** Information shown follows **

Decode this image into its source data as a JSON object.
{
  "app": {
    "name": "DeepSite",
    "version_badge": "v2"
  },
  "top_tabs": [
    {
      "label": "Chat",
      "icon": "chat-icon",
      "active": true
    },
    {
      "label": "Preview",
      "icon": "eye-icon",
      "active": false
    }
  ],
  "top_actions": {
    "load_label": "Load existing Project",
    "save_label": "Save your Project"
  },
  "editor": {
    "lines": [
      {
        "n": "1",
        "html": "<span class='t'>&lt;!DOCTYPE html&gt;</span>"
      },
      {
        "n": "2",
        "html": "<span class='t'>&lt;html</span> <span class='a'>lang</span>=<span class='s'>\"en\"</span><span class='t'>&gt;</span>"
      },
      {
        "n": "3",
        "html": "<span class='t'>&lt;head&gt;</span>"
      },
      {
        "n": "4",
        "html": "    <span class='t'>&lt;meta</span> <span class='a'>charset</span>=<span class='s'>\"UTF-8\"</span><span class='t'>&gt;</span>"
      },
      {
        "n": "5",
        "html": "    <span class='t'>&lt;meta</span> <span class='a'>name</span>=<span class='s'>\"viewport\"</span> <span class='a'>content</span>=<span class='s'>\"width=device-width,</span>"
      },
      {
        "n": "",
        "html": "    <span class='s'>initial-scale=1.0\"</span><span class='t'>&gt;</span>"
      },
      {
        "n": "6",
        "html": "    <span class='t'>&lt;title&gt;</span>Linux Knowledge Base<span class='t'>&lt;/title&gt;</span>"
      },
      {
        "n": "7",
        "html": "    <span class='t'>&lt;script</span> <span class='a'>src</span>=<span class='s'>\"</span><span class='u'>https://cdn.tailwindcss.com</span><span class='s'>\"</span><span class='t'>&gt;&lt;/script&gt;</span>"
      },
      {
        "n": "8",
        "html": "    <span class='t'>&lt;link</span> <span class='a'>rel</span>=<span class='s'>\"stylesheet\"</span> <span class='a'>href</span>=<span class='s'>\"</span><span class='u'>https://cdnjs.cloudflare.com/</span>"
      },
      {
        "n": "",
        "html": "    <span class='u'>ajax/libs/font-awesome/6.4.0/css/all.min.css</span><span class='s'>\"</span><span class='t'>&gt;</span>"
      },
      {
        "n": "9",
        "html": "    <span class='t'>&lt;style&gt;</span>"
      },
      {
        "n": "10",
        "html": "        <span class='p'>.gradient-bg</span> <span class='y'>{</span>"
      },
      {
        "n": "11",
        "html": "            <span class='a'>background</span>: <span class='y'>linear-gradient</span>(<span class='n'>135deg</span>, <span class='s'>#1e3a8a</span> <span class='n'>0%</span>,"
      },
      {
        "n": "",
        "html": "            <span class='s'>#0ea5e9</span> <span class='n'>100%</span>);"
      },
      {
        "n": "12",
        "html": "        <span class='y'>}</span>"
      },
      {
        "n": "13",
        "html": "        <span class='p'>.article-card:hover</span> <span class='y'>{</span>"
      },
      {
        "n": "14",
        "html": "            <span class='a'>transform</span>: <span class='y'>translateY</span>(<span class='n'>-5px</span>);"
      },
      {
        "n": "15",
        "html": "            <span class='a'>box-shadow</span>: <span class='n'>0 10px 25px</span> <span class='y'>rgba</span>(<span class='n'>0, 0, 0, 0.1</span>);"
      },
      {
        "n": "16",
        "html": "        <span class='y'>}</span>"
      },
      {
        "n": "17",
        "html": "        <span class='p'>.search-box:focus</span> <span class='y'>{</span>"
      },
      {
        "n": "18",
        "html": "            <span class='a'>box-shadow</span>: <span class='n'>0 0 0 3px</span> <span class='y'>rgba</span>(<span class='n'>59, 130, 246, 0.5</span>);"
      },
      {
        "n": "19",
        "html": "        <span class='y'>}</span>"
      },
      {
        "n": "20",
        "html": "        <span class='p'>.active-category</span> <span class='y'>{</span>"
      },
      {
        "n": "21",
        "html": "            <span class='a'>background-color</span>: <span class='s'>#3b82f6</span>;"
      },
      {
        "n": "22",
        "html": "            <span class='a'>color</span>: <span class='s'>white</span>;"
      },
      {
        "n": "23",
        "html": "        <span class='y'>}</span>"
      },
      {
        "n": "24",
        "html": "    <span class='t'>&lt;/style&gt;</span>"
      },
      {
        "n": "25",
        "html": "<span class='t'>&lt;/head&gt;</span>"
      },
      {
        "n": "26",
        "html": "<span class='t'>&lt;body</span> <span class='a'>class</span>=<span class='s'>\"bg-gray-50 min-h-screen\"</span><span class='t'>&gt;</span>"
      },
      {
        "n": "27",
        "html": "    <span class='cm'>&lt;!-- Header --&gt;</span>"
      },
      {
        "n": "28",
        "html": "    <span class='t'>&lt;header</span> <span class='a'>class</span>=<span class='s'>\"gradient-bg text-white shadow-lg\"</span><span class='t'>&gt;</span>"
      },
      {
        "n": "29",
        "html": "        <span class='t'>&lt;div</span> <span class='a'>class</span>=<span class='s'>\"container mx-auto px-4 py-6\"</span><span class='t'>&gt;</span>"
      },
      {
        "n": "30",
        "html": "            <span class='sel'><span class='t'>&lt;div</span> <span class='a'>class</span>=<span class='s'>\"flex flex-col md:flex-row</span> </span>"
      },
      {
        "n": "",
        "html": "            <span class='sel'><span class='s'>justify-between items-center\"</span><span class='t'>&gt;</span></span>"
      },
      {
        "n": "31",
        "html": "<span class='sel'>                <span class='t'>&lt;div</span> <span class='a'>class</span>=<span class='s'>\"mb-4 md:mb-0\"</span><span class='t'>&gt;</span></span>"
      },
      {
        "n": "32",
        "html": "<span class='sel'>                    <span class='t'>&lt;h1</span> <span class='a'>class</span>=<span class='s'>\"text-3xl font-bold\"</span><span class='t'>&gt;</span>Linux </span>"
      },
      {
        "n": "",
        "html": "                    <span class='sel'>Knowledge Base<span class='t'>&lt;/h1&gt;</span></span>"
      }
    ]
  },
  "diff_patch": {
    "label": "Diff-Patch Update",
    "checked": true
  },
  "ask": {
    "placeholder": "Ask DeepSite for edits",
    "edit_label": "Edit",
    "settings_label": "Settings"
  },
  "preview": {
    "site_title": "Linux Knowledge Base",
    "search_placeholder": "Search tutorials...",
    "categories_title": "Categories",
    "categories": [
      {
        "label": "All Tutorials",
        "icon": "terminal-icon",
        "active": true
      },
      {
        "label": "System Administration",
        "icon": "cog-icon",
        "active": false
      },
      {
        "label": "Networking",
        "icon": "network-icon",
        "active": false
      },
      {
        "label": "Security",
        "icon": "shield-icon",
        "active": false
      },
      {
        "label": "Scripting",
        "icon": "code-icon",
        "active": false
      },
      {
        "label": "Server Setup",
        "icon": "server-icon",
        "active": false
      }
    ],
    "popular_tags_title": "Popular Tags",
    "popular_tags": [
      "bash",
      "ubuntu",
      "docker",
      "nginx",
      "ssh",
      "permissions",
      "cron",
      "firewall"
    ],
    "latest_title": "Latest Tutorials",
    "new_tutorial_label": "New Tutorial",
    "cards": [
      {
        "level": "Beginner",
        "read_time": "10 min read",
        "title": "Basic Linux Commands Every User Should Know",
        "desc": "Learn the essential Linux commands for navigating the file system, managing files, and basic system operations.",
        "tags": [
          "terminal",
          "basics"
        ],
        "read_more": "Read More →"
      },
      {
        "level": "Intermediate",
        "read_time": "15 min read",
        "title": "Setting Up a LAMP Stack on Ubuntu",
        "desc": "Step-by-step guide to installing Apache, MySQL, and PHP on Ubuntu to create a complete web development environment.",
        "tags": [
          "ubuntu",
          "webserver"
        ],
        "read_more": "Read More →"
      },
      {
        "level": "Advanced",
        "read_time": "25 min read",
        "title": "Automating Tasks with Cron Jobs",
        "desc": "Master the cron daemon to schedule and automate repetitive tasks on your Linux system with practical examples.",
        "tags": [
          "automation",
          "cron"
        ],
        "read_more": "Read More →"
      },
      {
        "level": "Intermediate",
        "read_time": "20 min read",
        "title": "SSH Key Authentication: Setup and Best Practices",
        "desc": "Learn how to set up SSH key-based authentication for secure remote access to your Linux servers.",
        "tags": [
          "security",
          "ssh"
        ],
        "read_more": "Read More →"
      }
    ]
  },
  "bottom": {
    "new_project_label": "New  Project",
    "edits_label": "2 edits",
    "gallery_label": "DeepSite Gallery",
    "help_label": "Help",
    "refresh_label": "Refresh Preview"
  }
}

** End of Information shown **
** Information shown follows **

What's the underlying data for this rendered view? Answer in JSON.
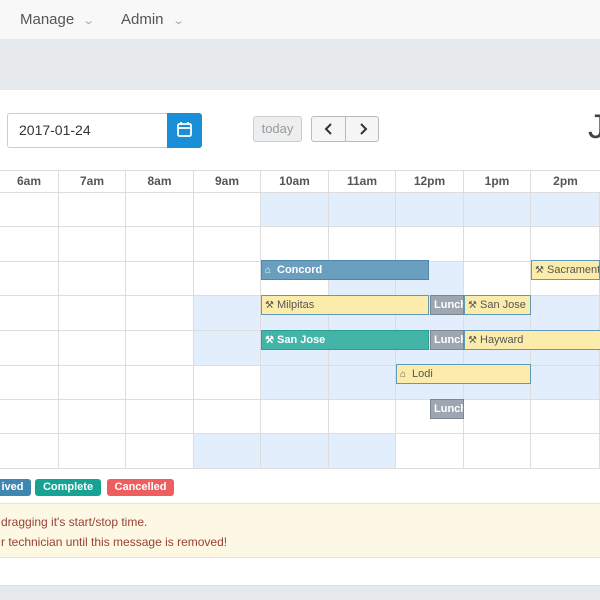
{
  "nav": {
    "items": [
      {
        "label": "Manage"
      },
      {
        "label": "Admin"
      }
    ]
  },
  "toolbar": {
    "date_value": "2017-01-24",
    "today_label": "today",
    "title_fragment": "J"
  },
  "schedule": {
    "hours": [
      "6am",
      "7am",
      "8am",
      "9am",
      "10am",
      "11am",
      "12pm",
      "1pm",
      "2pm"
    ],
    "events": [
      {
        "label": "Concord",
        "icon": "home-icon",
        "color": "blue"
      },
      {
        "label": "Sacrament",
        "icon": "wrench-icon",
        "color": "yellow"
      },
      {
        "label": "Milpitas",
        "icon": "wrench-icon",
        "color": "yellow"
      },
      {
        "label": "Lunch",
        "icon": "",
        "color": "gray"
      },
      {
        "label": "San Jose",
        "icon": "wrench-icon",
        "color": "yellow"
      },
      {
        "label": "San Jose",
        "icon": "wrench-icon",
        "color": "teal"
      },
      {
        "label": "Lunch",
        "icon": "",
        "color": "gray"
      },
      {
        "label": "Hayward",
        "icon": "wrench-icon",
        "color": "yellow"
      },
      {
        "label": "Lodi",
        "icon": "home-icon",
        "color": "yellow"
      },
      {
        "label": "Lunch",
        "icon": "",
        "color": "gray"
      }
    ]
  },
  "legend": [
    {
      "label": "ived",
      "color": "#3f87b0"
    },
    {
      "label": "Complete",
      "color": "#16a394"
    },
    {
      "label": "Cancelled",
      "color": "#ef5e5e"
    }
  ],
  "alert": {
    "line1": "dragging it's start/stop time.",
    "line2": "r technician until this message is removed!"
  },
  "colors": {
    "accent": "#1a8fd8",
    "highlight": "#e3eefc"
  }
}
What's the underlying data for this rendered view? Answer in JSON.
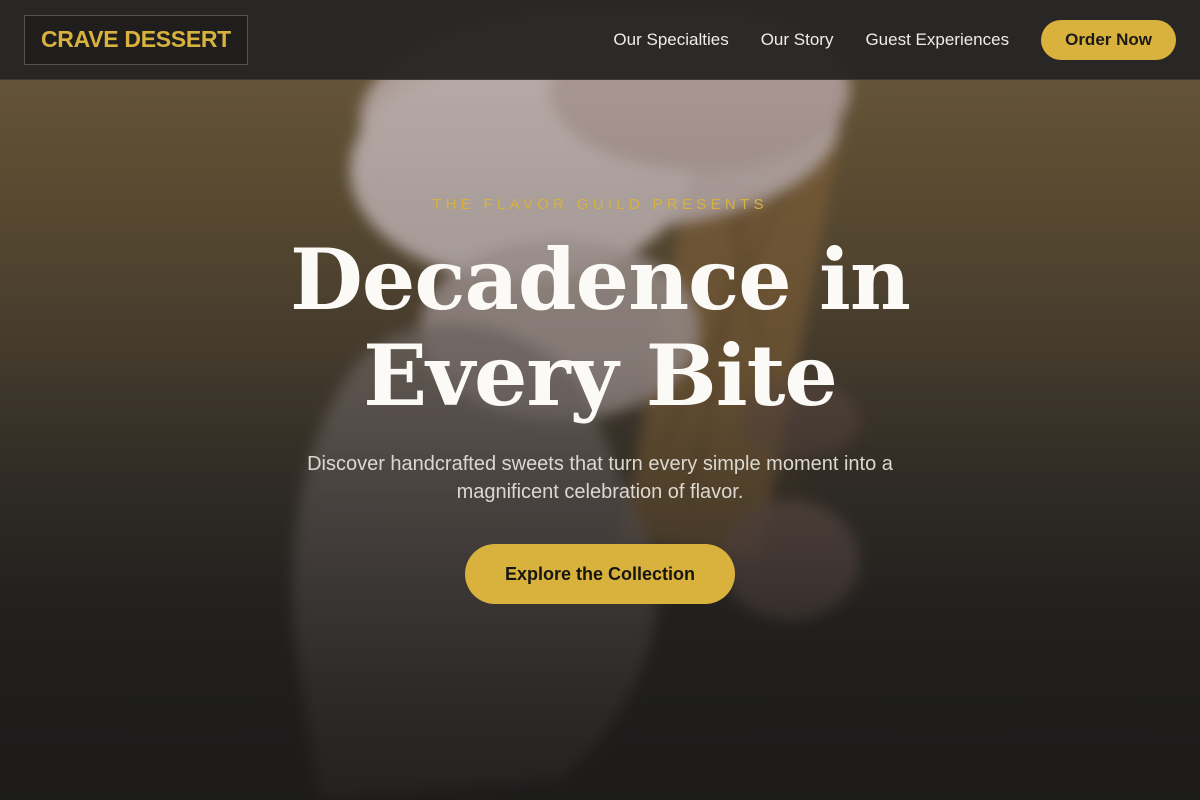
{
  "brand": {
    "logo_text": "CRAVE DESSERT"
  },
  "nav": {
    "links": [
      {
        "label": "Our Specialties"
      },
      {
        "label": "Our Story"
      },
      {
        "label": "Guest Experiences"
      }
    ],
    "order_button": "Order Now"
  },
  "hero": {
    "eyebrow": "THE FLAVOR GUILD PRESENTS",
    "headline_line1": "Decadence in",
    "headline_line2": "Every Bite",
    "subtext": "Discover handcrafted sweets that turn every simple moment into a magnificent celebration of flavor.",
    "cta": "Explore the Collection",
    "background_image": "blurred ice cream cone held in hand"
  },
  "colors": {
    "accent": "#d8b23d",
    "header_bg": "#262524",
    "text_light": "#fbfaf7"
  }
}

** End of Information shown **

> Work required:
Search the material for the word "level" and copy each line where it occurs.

> Response:
        "level": "Beginner",
        "level": "Intermediate",
        "level": "Advanced",
        "level": "Intermediate",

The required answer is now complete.